Aspiring musicians wishing to distribute their music may want to take Apple Music more seriously. Spotify’s growth is stalling, and Apple has the upper hand. Remember, Spotify had an almost decade-long head start, as Apple felt streaming services undermined artists. They do. Spotify pays artists next to nothing for their music.
It’s important to note that Spotify still needs to achieve profitability. In 2021, the year after it signed Joe Rogan, the company realized a net loss of $163 million. The year Spotify signed Rogan, the company lost over half a billion dollars. Yes, you read that right. Spotify does not make a profit. It loses money. The company’s stock is also in shambles, now priced lower than the post-IPO gains from mid-2018.
The public perceives Spotify as successful primarily due to biased news articles that fail to examine the data. If Spotify PR reaches out to a major publication to puff up the stock, they’ll do it. The company that owns the publication may be an institutional investor in the Swedish streaming service. Spotify may advertise on their websites. The corporate media is dishonest about Spotify’s success for myriad reasons.
When one examines the data, there needs to be an indication that Spotify is thriving and that recent moves, such as the deal with Joe Rogan, have proven successful. The company seems to be losing money and investors, while Apple is ascending and taking on subscribers at a faster pace. Apple Music will likely outpace Spotify by 2026. Spotify might not even exist by then. Given the company’s financials, surviving a recession is a dubious prospect.
It gets worse for Spotify. Music royalties are increasing, and the company needs to make a tough decision — raise prices or take considerable losses. Apple recently increased the price of its streaming music service by a dollar per month. Given that it supports lossless streaming, however, it’s still cheaper than the competition. This leaves Spotify in a tight spot. If the company increases prices during a recession, it’ll undoubtedly see a decrease in subscribers.
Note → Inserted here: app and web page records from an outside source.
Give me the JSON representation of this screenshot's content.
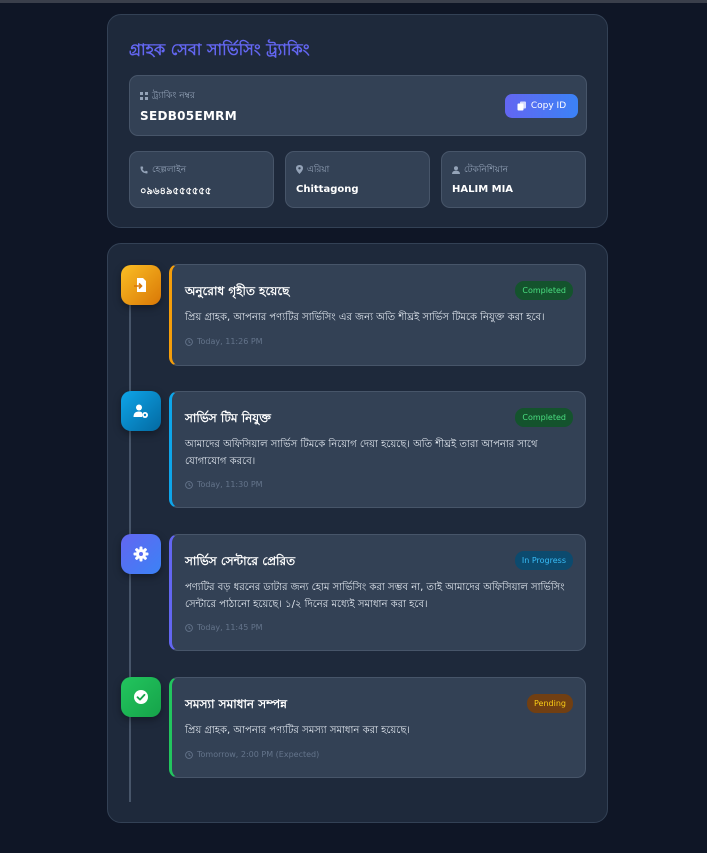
{
  "header": {
    "title": "গ্রাহক সেবা সার্ভিসিং ট্র্যাকিং",
    "tracking_label": "ট্র্যাকিং নম্বর",
    "tracking_value": "SEDB05EMRM",
    "copy_label": "Copy ID"
  },
  "info": [
    {
      "label": "হেল্পলাইন",
      "value": "০৯৬৪৯৫৫৫৫৫৫",
      "icon": "phone-icon"
    },
    {
      "label": "এরিয়া",
      "value": "Chittagong",
      "icon": "map-pin-icon"
    },
    {
      "label": "টেকনিশিয়ান",
      "value": "HALIM MIA",
      "icon": "user-icon"
    }
  ],
  "steps": [
    {
      "title": "অনুরোধ গৃহীত হয়েছে",
      "status": "Completed",
      "text": "প্রিয় গ্রাহক, আপনার পণ্যটির সার্ভিসিং এর জন্য অতি শীঘ্রই সার্ভিস টিমকে নিযুক্ত করা হবে।",
      "time": "Today, 11:26 PM",
      "icon": "file-import-icon",
      "color": "#f59e0b"
    },
    {
      "title": "সার্ভিস টিম নিযুক্ত",
      "status": "Completed",
      "text": "আমাদের অফিসিয়াল সার্ভিস টিমকে নিয়োগ দেয়া হয়েছে। অতি শীঘ্রই তারা আপনার সাথে যোগাযোগ করবে।",
      "time": "Today, 11:30 PM",
      "icon": "user-gear-icon",
      "color": "#0ea5e9"
    },
    {
      "title": "সার্ভিস সেন্টারে প্রেরিত",
      "status": "In Progress",
      "text": "পণ্যটির বড় ধরনের ডাটার জন্য হোম সার্ভিসিং করা সম্ভব না, তাই আমাদের অফিসিয়াল সার্ভিসিং সেন্টারে পাঠানো হয়েছে। ১/২ দিনের মধ্যেই সমাধান করা হবে।",
      "time": "Today, 11:45 PM",
      "icon": "gear-icon",
      "color": "#6366f1"
    },
    {
      "title": "সমস্যা সমাধান সম্পন্ন",
      "status": "Pending",
      "text": "প্রিয় গ্রাহক, আপনার পণ্যটির সমস্যা সমাধান করা হয়েছে।",
      "time": "Tomorrow, 2:00 PM (Expected)",
      "icon": "check-circle-icon",
      "color": "#22c55e"
    }
  ],
  "colors": {
    "accent": "#6366f1",
    "completed_bg": "#14532d",
    "completed_text": "#4ade80",
    "progress_bg": "#0c4a6e",
    "progress_text": "#38bdf8",
    "pending_bg": "#713f12",
    "pending_text": "#facc15"
  }
}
If Spotify subscribers start to defect to other platforms or free streaming due to recessionary pressures, the company could fail or face acquisition.